WORK ITEM.
From the line with "Decode this image" to the final line, print the records exactly as they are.

DATA FOR THIS EXERCISE.
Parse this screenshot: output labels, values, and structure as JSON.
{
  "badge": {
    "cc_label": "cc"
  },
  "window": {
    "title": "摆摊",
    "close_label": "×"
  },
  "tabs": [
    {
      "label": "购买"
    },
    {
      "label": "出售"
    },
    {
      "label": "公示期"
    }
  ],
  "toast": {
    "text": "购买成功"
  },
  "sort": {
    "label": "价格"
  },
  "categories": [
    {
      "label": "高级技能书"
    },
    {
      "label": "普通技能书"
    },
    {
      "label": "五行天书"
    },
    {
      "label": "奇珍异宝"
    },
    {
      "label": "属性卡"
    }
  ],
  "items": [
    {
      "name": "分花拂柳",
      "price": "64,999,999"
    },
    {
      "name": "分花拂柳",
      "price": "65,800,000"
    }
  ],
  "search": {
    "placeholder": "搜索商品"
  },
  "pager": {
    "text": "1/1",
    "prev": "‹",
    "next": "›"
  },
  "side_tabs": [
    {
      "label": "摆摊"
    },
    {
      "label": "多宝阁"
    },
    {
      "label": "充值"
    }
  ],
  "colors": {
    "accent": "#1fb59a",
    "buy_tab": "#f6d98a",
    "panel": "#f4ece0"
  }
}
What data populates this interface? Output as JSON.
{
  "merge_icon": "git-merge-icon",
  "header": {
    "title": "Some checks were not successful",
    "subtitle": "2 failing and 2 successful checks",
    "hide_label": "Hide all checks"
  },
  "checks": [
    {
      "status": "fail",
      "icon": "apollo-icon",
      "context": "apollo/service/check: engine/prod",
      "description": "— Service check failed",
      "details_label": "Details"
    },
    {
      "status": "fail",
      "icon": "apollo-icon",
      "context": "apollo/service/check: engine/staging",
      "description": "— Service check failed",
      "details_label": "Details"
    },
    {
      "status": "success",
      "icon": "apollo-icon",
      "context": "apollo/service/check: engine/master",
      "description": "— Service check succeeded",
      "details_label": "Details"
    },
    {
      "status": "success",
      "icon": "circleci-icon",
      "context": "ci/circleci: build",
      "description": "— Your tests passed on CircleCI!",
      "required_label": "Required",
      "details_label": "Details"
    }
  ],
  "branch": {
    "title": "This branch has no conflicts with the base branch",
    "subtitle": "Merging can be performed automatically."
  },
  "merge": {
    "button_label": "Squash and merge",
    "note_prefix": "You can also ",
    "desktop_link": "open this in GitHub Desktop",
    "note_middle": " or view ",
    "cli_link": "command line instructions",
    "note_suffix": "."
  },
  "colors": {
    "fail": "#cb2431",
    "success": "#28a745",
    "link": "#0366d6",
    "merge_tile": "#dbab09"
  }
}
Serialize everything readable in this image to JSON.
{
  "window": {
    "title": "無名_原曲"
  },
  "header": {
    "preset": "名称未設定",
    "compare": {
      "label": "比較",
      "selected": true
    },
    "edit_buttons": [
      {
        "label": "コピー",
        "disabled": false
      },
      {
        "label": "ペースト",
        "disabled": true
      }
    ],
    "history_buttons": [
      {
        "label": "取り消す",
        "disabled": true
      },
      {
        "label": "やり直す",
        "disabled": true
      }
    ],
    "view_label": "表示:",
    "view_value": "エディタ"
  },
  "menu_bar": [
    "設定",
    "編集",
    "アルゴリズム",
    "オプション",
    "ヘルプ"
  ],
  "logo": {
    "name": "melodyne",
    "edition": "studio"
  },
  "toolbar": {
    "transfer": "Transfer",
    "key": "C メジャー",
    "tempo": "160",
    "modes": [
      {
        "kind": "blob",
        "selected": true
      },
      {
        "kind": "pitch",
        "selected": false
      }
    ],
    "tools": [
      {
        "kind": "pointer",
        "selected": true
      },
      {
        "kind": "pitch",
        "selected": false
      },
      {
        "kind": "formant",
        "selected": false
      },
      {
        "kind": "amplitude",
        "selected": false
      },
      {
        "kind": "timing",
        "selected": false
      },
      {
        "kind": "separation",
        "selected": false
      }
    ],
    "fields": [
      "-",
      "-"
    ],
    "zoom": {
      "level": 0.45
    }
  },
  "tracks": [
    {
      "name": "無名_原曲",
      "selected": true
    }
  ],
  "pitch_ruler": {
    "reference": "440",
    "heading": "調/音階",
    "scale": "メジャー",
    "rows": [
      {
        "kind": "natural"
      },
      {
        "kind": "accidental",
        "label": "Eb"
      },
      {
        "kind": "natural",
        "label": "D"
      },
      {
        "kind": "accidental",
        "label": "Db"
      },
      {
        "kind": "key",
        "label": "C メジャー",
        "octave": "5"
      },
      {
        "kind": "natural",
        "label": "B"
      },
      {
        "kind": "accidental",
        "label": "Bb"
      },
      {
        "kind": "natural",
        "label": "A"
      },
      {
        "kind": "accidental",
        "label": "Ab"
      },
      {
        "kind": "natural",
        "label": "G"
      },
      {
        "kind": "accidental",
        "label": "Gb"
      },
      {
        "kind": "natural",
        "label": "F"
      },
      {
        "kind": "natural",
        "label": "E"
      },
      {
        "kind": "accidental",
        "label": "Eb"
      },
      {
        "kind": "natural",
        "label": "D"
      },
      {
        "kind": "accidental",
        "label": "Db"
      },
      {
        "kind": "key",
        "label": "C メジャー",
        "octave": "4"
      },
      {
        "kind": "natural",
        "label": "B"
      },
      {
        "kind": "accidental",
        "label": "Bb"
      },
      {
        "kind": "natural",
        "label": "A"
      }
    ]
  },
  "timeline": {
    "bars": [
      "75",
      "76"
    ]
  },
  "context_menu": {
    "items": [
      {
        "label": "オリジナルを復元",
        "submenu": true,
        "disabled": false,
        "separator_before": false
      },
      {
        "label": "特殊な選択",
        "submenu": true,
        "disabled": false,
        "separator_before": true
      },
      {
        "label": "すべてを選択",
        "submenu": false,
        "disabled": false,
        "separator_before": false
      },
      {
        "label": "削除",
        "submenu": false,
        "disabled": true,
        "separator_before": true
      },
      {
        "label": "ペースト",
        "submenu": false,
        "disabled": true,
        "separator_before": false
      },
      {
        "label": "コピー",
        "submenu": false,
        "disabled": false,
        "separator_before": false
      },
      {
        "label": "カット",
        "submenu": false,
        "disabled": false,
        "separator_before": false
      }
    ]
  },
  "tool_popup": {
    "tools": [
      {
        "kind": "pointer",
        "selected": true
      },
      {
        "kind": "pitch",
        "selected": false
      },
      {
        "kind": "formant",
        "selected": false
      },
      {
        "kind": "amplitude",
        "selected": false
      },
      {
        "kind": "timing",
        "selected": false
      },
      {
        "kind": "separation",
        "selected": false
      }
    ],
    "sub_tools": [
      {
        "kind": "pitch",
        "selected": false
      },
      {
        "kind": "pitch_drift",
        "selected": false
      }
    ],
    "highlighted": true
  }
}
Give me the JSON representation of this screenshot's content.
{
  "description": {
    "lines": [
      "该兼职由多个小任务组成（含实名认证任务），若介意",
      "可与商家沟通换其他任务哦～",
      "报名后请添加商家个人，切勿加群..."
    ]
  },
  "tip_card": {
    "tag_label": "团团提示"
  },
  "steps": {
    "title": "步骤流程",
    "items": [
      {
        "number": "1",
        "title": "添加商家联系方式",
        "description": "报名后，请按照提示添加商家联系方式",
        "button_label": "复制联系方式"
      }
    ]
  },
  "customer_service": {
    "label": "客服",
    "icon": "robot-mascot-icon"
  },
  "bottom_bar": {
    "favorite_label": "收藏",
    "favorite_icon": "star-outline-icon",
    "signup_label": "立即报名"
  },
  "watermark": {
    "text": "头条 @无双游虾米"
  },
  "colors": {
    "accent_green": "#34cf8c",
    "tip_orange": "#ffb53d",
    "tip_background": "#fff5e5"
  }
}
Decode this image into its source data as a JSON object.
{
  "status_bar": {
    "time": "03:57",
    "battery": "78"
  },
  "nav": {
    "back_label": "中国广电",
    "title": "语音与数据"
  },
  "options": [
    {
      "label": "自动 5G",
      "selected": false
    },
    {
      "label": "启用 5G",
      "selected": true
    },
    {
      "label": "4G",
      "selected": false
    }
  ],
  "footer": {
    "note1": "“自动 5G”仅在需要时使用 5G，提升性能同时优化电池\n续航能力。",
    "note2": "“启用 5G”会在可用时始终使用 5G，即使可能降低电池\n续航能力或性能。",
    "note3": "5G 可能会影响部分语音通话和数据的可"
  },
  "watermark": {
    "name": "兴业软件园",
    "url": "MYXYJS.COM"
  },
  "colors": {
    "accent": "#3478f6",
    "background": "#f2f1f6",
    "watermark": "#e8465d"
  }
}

THE ANSWER.
Decode this image into its source data as a JSON object.
{
  "status_bar": {
    "time": "03:57",
    "battery": "78"
  },
  "nav": {
    "back_label": "中国广电",
    "title": "语音与数据"
  },
  "options": [
    {
      "label": "自动 5G",
      "selected": false
    },
    {
      "label": "启用 5G",
      "selected": true
    },
    {
      "label": "4G",
      "selected": false
    }
  ],
  "footer": {
    "note1": "“自动 5G”仅在需要时使用 5G，提升性能同时优化电池\n续航能力。",
    "note2": "“启用 5G”会在可用时始终使用 5G，即使可能降低电池\n续航能力或性能。",
    "note3": "5G 可能会影响部分语音通话和数据的可"
  },
  "watermark": {
    "name": "兴业软件园",
    "url": "MYXYJS.COM"
  },
  "colors": {
    "accent": "#3478f6",
    "background": "#f2f1f6",
    "watermark": "#e8465d"
  }
}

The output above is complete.